Barriers to entry / Business stability
Businesses that have lower risk due to barriers to entry and generally highlighted through a long-term track record of stable income, are likely to have higher multiples attached to their profits.
Susceptibility to economic conditions
Different businesses are subject to economic conditions in varying amounts. Businesses focused on discretionary consumer disposable income can do well while economic conditions are favourable and then find a collapse in demand during a subsequent recession.
Tangible and Intangible assets
Tangible assets within a business that have resale value de-risk the valuation of a business as ultimately, they can be sold. Intangible assets depending on their materiality require appropriate insight as generally they are sunk costs that are not readily saleable to a third party. If they are integral to the business then they need to be assessed for future maintenance costs and technological obsolescence.
Note: Not all assets have value. As an example, in data warehousing old servers can be most costly to run and maintain than newer technology leased.
Non arms length transactions
If a business is being transferred to a person/entity that is ‘related’ then sufficient and appropriate evidence of its value will invariably be required for legal/tax compliance. Some examples are; Transfer of a business to a family trust, sale of the business or share of that business to a family member.
Hence, if the business is not being sold to an impartial and unrelated third party, then additional professional advice should be sought. Generally, a professional valuation would be required, your accountant or lawyer should be able to provide guidance on this as it will vary by Country/State/Tax jurisdiction.
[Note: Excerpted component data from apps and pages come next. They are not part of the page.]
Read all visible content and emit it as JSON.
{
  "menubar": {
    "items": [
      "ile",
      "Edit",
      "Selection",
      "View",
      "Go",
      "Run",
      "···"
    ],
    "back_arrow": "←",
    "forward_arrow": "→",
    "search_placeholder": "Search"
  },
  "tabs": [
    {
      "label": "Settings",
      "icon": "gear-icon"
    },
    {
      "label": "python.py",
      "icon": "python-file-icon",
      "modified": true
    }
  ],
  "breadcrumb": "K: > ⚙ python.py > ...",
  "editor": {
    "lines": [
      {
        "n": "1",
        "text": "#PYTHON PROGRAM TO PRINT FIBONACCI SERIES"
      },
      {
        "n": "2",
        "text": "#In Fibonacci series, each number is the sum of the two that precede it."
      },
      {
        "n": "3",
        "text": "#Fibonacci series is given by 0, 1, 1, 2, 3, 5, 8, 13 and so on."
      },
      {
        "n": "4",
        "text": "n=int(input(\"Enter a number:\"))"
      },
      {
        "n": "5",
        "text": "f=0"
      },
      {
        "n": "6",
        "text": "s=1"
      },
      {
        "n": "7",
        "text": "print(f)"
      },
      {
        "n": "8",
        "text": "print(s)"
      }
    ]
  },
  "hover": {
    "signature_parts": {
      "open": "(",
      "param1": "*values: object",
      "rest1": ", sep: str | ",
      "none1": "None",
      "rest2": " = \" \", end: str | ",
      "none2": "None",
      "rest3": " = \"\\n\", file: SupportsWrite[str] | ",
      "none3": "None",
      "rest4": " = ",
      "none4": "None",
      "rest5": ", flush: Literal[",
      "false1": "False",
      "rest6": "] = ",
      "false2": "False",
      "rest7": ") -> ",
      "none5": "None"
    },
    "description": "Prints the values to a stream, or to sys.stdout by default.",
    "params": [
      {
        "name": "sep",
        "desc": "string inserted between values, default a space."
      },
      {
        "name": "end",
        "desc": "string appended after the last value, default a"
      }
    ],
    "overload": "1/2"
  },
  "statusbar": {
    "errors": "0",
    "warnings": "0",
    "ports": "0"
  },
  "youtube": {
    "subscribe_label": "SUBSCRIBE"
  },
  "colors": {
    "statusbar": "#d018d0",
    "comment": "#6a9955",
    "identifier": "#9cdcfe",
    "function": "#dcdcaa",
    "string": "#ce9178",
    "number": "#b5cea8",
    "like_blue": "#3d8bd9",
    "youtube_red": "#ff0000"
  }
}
And finally, after assessing the likely value of the business any purchase requires due diligence which is effectively testing /auditing the assumptions, business controls and underlying financial/operational numbers. If you’re on the sell side then you need to have all the information organised for a prospective purchaser.